**Records supplied:**

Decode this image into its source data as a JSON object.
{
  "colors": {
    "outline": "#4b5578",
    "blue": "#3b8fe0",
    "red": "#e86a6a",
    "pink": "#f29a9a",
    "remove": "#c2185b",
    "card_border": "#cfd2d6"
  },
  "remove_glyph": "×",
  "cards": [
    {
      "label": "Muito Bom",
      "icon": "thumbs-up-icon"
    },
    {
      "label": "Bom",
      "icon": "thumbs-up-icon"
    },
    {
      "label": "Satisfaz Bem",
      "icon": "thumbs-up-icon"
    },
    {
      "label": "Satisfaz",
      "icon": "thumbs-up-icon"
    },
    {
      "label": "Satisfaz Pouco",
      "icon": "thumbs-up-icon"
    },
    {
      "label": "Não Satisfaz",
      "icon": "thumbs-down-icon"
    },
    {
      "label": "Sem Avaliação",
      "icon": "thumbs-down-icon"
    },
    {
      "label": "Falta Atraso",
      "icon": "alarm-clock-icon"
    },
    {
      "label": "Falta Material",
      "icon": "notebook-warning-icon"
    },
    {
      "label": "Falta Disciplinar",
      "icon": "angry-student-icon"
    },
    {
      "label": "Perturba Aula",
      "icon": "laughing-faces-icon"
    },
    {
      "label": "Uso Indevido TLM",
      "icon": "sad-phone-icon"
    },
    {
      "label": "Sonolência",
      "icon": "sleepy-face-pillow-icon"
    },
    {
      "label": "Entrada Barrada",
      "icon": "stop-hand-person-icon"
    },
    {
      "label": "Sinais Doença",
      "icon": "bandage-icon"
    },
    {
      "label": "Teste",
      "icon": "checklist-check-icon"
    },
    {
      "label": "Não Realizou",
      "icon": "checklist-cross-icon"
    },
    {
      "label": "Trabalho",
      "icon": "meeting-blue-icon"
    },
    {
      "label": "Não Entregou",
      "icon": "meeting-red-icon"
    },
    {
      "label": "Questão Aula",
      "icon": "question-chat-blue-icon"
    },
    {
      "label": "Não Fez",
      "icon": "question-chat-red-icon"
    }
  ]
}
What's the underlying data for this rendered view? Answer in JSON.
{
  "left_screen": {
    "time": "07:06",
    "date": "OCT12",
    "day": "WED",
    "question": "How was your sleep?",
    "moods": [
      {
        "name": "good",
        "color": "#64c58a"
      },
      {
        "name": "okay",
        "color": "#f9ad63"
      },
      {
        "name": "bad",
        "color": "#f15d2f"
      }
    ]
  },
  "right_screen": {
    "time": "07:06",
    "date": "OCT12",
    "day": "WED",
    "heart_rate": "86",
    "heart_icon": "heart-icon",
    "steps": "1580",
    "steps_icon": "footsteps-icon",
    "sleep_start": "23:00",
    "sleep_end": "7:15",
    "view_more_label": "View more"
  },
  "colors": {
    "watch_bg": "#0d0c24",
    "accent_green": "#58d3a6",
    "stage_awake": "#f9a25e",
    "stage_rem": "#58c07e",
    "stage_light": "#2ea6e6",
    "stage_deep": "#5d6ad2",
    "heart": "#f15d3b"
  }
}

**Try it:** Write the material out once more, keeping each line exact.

**Output of the exercise:**
Decode this image into its source data as a JSON object.
{
  "colors": {
    "outline": "#4b5578",
    "blue": "#3b8fe0",
    "red": "#e86a6a",
    "pink": "#f29a9a",
    "remove": "#c2185b",
    "card_border": "#cfd2d6"
  },
  "remove_glyph": "×",
  "cards": [
    {
      "label": "Muito Bom",
      "icon": "thumbs-up-icon"
    },
    {
      "label": "Bom",
      "icon": "thumbs-up-icon"
    },
    {
      "label": "Satisfaz Bem",
      "icon": "thumbs-up-icon"
    },
    {
      "label": "Satisfaz",
      "icon": "thumbs-up-icon"
    },
    {
      "label": "Satisfaz Pouco",
      "icon": "thumbs-up-icon"
    },
    {
      "label": "Não Satisfaz",
      "icon": "thumbs-down-icon"
    },
    {
      "label": "Sem Avaliação",
      "icon": "thumbs-down-icon"
    },
    {
      "label": "Falta Atraso",
      "icon": "alarm-clock-icon"
    },
    {
      "label": "Falta Material",
      "icon": "notebook-warning-icon"
    },
    {
      "label": "Falta Disciplinar",
      "icon": "angry-student-icon"
    },
    {
      "label": "Perturba Aula",
      "icon": "laughing-faces-icon"
    },
    {
      "label": "Uso Indevido TLM",
      "icon": "sad-phone-icon"
    },
    {
      "label": "Sonolência",
      "icon": "sleepy-face-pillow-icon"
    },
    {
      "label": "Entrada Barrada",
      "icon": "stop-hand-person-icon"
    },
    {
      "label": "Sinais Doença",
      "icon": "bandage-icon"
    },
    {
      "label": "Teste",
      "icon": "checklist-check-icon"
    },
    {
      "label": "Não Realizou",
      "icon": "checklist-cross-icon"
    },
    {
      "label": "Trabalho",
      "icon": "meeting-blue-icon"
    },
    {
      "label": "Não Entregou",
      "icon": "meeting-red-icon"
    },
    {
      "label": "Questão Aula",
      "icon": "question-chat-blue-icon"
    },
    {
      "label": "Não Fez",
      "icon": "question-chat-red-icon"
    }
  ]
}
What's the underlying data for this rendered view? Answer in JSON.
{
  "left_screen": {
    "time": "07:06",
    "date": "OCT12",
    "day": "WED",
    "question": "How was your sleep?",
    "moods": [
      {
        "name": "good",
        "color": "#64c58a"
      },
      {
        "name": "okay",
        "color": "#f9ad63"
      },
      {
        "name": "bad",
        "color": "#f15d2f"
      }
    ]
  },
  "right_screen": {
    "time": "07:06",
    "date": "OCT12",
    "day": "WED",
    "heart_rate": "86",
    "heart_icon": "heart-icon",
    "steps": "1580",
    "steps_icon": "footsteps-icon",
    "sleep_start": "23:00",
    "sleep_end": "7:15",
    "view_more_label": "View more"
  },
  "colors": {
    "watch_bg": "#0d0c24",
    "accent_green": "#58d3a6",
    "stage_awake": "#f9a25e",
    "stage_rem": "#58c07e",
    "stage_light": "#2ea6e6",
    "stage_deep": "#5d6ad2",
    "heart": "#f15d3b"
  }
}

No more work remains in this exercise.